Eggs are relatively inexpensive and may be particularly important for people following a restricted diet or for those who have increased nutrient requirements.

Such groups include:

  • Ovo-vegetarians – one serve of eggs contains useful amounts of selenium (59% RDI), vitamin B12 (40% RDI) and iron (14% RDI), all nutrients that can be lacking in a vegetarian diet.
  • Pregnancy – eggs are an excellent way for pregnant women to meet their increased nutritional requirements, containing useful amounts of protein, iron, iodine, vitamin B12, vitamin A and omega-3 fats. Eggs are a particularly good source of folate providing the same amount as a glass of orange juice. Eggs are one of only a few food sources of choline and provide more choline per kilojoule than most other foods. Choline is particularly useful in the diet of pregnant and lactating women.  Eggs are therefore highly recommended at this time of life. Eggs are also one of the main contributors of vitamin D to the diet of pregnant women. With research showing only 10% of Australian women meet the recommended intake of foods from the meats and alternatives food group during pregnancy, increasing intake of eggs may be one useful way of reaching these recommendations.
  • Children and adolescents – eggs provide useful amounts of nutrients such as riboflavin, magnesium, phosphorus, zinc, folate, vitamin A, vitamin B6 and iron that can be low in many children’s and teenagers diets.
  • Sports people – eggs provide a valuable source of nutrients required by sports people including iron, folate and vitamin B12. Eggs are also a source of protein which can help meet the higher protein requirements of sports people and the antioxidants in eggs may assist recovery from exercise by reducing muscle and cell damage.
  • Elderly – due to their soft texture, eggs may be a particularly suitable food in the diets of frail elderly. As well as providing omega-3 for heart health benefits, eggs provide the vitamins A and E and the antioxidants lutein and zeaxanthin which have been associated with lower rates of age-related macular degeneration (AMD). They also provide a good source of protein which is important for maintaining bone and muscle mass with age and which may assist in the prevention of unwanted weight loss in this group. The Australian Health Survey revealed that 14% of males and 4% of females aged 71 and over did not meet their increased requirements for protein and this was the highest of all age groups. Vitamin A inadequacy was also prevalent in older Australians with 13.2% males and 15.7% females not meeting recommended intake.

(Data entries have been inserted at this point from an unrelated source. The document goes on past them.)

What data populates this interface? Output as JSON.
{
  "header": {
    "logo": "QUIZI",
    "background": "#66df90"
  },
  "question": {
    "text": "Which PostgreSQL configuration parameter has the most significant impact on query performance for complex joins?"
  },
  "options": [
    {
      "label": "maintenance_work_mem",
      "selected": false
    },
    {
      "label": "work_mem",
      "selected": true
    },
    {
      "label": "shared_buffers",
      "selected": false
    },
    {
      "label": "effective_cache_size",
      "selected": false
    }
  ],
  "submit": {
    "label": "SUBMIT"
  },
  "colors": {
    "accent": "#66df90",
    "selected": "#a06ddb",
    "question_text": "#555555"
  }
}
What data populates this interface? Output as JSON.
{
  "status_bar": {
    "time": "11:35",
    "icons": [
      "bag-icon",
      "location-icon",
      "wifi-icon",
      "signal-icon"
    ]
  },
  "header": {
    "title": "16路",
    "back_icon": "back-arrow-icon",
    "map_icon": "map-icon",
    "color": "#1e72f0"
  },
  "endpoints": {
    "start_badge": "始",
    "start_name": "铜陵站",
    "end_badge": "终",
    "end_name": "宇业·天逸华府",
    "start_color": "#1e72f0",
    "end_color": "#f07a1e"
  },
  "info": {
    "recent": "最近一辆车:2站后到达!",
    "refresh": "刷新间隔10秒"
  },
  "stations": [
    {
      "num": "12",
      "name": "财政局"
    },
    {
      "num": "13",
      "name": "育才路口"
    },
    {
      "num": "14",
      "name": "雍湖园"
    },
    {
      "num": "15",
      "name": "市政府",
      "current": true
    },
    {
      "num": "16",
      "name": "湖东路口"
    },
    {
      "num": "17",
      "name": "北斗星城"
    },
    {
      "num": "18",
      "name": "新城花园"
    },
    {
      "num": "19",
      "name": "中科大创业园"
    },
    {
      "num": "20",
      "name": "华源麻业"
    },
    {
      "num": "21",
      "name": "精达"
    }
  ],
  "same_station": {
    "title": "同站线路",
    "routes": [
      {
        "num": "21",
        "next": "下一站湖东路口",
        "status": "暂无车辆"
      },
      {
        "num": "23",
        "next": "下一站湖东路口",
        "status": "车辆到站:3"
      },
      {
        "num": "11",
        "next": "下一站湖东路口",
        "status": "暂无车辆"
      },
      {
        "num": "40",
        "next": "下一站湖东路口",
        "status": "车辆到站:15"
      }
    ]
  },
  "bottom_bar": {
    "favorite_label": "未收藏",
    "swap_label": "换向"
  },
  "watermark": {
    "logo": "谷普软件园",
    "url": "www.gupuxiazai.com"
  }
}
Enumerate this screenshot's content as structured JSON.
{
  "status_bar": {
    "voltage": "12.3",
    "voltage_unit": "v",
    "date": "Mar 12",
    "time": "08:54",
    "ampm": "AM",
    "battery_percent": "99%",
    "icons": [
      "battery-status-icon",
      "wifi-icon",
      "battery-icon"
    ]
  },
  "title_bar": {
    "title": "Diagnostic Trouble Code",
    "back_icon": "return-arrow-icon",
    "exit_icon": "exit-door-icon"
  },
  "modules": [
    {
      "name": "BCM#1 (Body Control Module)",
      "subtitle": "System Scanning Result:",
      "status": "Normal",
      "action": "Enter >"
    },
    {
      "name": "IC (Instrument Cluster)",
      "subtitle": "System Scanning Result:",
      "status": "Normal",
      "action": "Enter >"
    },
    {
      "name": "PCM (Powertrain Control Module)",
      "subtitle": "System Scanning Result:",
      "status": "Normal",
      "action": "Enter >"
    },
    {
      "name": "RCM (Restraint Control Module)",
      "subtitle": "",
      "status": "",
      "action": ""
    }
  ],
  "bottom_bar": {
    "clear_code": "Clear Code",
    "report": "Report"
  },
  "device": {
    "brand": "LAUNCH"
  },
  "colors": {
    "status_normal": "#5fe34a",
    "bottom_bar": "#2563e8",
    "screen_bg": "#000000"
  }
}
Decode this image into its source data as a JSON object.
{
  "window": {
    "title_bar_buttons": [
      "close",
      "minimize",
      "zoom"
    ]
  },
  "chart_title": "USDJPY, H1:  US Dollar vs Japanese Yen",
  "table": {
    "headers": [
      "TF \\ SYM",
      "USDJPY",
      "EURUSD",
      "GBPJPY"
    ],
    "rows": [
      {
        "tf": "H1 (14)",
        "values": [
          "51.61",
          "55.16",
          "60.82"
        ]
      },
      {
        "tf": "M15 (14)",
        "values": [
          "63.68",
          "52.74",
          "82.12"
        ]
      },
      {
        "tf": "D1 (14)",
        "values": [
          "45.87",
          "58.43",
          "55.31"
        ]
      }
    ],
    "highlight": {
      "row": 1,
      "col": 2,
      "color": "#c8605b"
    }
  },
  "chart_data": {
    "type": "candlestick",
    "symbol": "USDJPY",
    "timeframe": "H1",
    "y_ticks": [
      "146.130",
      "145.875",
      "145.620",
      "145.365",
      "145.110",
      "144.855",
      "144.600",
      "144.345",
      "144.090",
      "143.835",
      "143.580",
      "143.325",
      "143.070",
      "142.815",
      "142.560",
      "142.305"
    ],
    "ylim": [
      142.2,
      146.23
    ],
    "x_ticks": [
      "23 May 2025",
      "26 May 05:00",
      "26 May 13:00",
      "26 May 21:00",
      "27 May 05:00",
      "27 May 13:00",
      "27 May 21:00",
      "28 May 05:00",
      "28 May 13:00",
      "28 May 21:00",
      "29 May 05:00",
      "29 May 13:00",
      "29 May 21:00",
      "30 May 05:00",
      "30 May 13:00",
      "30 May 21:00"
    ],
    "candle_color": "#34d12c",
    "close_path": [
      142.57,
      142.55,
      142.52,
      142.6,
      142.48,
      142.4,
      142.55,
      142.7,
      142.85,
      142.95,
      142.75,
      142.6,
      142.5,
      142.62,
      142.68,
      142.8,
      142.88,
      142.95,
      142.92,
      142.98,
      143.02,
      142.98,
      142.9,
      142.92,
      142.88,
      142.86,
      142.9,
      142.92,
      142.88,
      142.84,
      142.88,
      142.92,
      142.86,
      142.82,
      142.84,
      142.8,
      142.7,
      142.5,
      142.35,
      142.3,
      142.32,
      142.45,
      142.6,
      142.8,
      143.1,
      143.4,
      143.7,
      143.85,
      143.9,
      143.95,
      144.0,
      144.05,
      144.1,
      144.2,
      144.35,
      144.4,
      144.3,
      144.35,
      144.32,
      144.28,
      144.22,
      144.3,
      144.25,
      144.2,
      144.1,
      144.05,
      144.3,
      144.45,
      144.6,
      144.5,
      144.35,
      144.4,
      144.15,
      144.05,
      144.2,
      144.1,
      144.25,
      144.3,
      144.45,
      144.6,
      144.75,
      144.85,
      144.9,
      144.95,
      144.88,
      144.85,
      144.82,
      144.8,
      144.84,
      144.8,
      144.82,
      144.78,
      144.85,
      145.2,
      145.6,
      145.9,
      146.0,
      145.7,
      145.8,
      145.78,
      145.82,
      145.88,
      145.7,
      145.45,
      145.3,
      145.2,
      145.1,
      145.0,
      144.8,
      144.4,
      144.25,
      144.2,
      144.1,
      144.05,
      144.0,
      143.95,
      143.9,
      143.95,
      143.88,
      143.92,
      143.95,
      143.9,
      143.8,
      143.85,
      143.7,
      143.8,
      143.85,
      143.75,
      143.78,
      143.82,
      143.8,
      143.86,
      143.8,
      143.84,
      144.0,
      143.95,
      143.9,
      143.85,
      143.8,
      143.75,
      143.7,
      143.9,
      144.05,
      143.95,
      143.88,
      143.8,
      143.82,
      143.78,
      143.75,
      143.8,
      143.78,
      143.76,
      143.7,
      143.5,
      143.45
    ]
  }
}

A serve of eggs* provides 581 kilojoules (138 calories), representing 7% of the energy in a typical 8,700 kilojoule (2070 calorie) a day diet. Considering eggs contribute significantly more than 7% of the RDI for a broad range of nutrients, they may be classified as a nutrient dense food. When people are dieting, or for those who want to optimise their health, it is important to choose foods that are nutrient dense, such as eggs.

In the 2013 Australian Dietary Guidelines, eggs are included in the lean meats and poultry, fish, eggs, tofu, nuts and seeds and legume/beans group as a meat alternative1. The recommended serves of this group for children and adults is 1-3 serves a day depending on age and sex. During pregnancy, 3-4 serves a day are recommended to provide additional iron and zinc. Examples of a serve includes: 2 large eggs, 80g cooked chicken, 65g cooked lean meat or 100g cooked fish.

Overall, eggs are a highly nutritious food that can play an important role in a healthy eating pattern and may be a particularly valuable inclusion in the diet of vulnerable groups. Eggs are recommended as part of a healthy eating pattern that also includes wholegrain breads and cereals, fruits, vegetables, dairy foods, lean meat, fish and poultry and unsaturated fats. Research supports the inclusion of eggs daily  as part of a healthy diet.

 

This statement is for healthcare professionals only.

*One serve = 2x60g eggs (104g edible portion)